----- Recorded data

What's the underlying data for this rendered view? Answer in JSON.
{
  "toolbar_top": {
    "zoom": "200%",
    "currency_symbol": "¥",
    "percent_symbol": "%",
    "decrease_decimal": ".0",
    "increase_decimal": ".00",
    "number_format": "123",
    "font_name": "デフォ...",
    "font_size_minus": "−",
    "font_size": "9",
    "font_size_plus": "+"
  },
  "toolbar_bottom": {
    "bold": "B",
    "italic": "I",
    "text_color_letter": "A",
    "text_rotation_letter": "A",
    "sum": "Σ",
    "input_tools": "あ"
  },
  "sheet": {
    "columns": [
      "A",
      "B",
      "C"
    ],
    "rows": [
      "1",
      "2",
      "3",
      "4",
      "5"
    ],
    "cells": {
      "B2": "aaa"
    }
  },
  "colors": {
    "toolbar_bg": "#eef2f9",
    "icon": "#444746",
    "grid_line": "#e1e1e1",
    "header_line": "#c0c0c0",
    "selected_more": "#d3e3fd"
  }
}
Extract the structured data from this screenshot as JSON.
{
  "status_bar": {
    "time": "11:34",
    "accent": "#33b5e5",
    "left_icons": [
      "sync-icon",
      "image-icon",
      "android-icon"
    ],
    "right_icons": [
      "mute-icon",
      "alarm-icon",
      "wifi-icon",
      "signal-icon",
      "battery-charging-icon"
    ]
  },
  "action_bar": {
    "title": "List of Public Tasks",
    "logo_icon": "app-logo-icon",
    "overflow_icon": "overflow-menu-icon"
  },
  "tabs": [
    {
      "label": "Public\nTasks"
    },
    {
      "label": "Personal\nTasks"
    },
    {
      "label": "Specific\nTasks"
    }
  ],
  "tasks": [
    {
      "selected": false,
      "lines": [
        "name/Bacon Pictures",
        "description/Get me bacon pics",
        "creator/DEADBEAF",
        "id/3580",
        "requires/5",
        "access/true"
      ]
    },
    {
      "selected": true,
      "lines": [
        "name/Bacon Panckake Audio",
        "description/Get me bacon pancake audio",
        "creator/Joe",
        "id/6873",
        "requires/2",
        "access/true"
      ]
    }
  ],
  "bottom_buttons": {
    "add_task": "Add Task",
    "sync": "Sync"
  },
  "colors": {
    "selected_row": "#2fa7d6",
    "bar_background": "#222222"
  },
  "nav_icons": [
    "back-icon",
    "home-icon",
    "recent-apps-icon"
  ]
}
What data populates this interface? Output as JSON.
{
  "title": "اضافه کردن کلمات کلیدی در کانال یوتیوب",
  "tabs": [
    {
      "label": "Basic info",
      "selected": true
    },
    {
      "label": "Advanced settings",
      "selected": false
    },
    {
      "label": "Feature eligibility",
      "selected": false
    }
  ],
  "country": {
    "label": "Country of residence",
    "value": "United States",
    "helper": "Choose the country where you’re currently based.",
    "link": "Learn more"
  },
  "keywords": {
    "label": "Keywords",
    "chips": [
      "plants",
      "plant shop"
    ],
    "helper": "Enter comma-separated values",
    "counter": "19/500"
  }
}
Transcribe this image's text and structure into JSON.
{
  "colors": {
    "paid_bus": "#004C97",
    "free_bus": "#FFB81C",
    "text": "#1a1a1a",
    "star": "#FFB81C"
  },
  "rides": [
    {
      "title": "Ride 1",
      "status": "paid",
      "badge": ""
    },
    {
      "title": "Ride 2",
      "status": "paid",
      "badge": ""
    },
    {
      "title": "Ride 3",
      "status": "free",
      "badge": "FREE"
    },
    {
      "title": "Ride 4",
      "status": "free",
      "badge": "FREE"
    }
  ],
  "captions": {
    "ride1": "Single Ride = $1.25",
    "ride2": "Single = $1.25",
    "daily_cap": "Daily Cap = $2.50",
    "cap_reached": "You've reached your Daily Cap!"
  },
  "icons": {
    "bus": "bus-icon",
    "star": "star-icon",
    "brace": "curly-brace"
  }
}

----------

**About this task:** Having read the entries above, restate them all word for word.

**Finished task:**
What's the underlying data for this rendered view? Answer in JSON.
{
  "toolbar_top": {
    "zoom": "200%",
    "currency_symbol": "¥",
    "percent_symbol": "%",
    "decrease_decimal": ".0",
    "increase_decimal": ".00",
    "number_format": "123",
    "font_name": "デフォ...",
    "font_size_minus": "−",
    "font_size": "9",
    "font_size_plus": "+"
  },
  "toolbar_bottom": {
    "bold": "B",
    "italic": "I",
    "text_color_letter": "A",
    "text_rotation_letter": "A",
    "sum": "Σ",
    "input_tools": "あ"
  },
  "sheet": {
    "columns": [
      "A",
      "B",
      "C"
    ],
    "rows": [
      "1",
      "2",
      "3",
      "4",
      "5"
    ],
    "cells": {
      "B2": "aaa"
    }
  },
  "colors": {
    "toolbar_bg": "#eef2f9",
    "icon": "#444746",
    "grid_line": "#e1e1e1",
    "header_line": "#c0c0c0",
    "selected_more": "#d3e3fd"
  }
}
Extract the structured data from this screenshot as JSON.
{
  "status_bar": {
    "time": "11:34",
    "accent": "#33b5e5",
    "left_icons": [
      "sync-icon",
      "image-icon",
      "android-icon"
    ],
    "right_icons": [
      "mute-icon",
      "alarm-icon",
      "wifi-icon",
      "signal-icon",
      "battery-charging-icon"
    ]
  },
  "action_bar": {
    "title": "List of Public Tasks",
    "logo_icon": "app-logo-icon",
    "overflow_icon": "overflow-menu-icon"
  },
  "tabs": [
    {
      "label": "Public\nTasks"
    },
    {
      "label": "Personal\nTasks"
    },
    {
      "label": "Specific\nTasks"
    }
  ],
  "tasks": [
    {
      "selected": false,
      "lines": [
        "name/Bacon Pictures",
        "description/Get me bacon pics",
        "creator/DEADBEAF",
        "id/3580",
        "requires/5",
        "access/true"
      ]
    },
    {
      "selected": true,
      "lines": [
        "name/Bacon Panckake Audio",
        "description/Get me bacon pancake audio",
        "creator/Joe",
        "id/6873",
        "requires/2",
        "access/true"
      ]
    }
  ],
  "bottom_buttons": {
    "add_task": "Add Task",
    "sync": "Sync"
  },
  "colors": {
    "selected_row": "#2fa7d6",
    "bar_background": "#222222"
  },
  "nav_icons": [
    "back-icon",
    "home-icon",
    "recent-apps-icon"
  ]
}
What data populates this interface? Output as JSON.
{
  "title": "اضافه کردن کلمات کلیدی در کانال یوتیوب",
  "tabs": [
    {
      "label": "Basic info",
      "selected": true
    },
    {
      "label": "Advanced settings",
      "selected": false
    },
    {
      "label": "Feature eligibility",
      "selected": false
    }
  ],
  "country": {
    "label": "Country of residence",
    "value": "United States",
    "helper": "Choose the country where you’re currently based.",
    "link": "Learn more"
  },
  "keywords": {
    "label": "Keywords",
    "chips": [
      "plants",
      "plant shop"
    ],
    "helper": "Enter comma-separated values",
    "counter": "19/500"
  }
}
Transcribe this image's text and structure into JSON.
{
  "colors": {
    "paid_bus": "#004C97",
    "free_bus": "#FFB81C",
    "text": "#1a1a1a",
    "star": "#FFB81C"
  },
  "rides": [
    {
      "title": "Ride 1",
      "status": "paid",
      "badge": ""
    },
    {
      "title": "Ride 2",
      "status": "paid",
      "badge": ""
    },
    {
      "title": "Ride 3",
      "status": "free",
      "badge": "FREE"
    },
    {
      "title": "Ride 4",
      "status": "free",
      "badge": "FREE"
    }
  ],
  "captions": {
    "ride1": "Single Ride = $1.25",
    "ride2": "Single = $1.25",
    "daily_cap": "Daily Cap = $2.50",
    "cap_reached": "You've reached your Daily Cap!"
  },
  "icons": {
    "bus": "bus-icon",
    "star": "star-icon",
    "brace": "curly-brace"
  }
}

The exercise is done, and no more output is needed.